The data START

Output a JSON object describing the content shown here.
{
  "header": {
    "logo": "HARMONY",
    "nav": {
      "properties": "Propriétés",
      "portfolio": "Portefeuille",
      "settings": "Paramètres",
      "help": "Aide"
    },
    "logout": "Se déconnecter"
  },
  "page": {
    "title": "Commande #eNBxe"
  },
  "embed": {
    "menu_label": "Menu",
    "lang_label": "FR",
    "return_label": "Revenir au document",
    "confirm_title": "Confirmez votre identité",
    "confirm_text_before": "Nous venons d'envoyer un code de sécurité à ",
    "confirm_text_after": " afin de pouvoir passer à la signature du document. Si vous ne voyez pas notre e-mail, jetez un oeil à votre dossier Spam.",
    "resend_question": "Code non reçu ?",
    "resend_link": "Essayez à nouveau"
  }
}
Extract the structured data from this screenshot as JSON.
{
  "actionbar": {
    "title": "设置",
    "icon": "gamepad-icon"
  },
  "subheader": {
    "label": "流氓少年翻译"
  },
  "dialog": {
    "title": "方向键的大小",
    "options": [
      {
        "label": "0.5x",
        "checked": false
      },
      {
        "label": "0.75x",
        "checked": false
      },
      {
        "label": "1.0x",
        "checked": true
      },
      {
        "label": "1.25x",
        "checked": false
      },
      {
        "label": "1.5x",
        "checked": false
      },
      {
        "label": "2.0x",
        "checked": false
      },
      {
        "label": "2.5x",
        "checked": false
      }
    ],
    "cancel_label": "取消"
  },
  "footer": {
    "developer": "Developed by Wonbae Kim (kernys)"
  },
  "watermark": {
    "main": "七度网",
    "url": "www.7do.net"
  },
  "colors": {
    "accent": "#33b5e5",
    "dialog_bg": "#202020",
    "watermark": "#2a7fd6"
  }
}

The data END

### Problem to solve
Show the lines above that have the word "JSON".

### Answer section
Output a JSON object describing the content shown here.
Extract the structured data from this screenshot as JSON.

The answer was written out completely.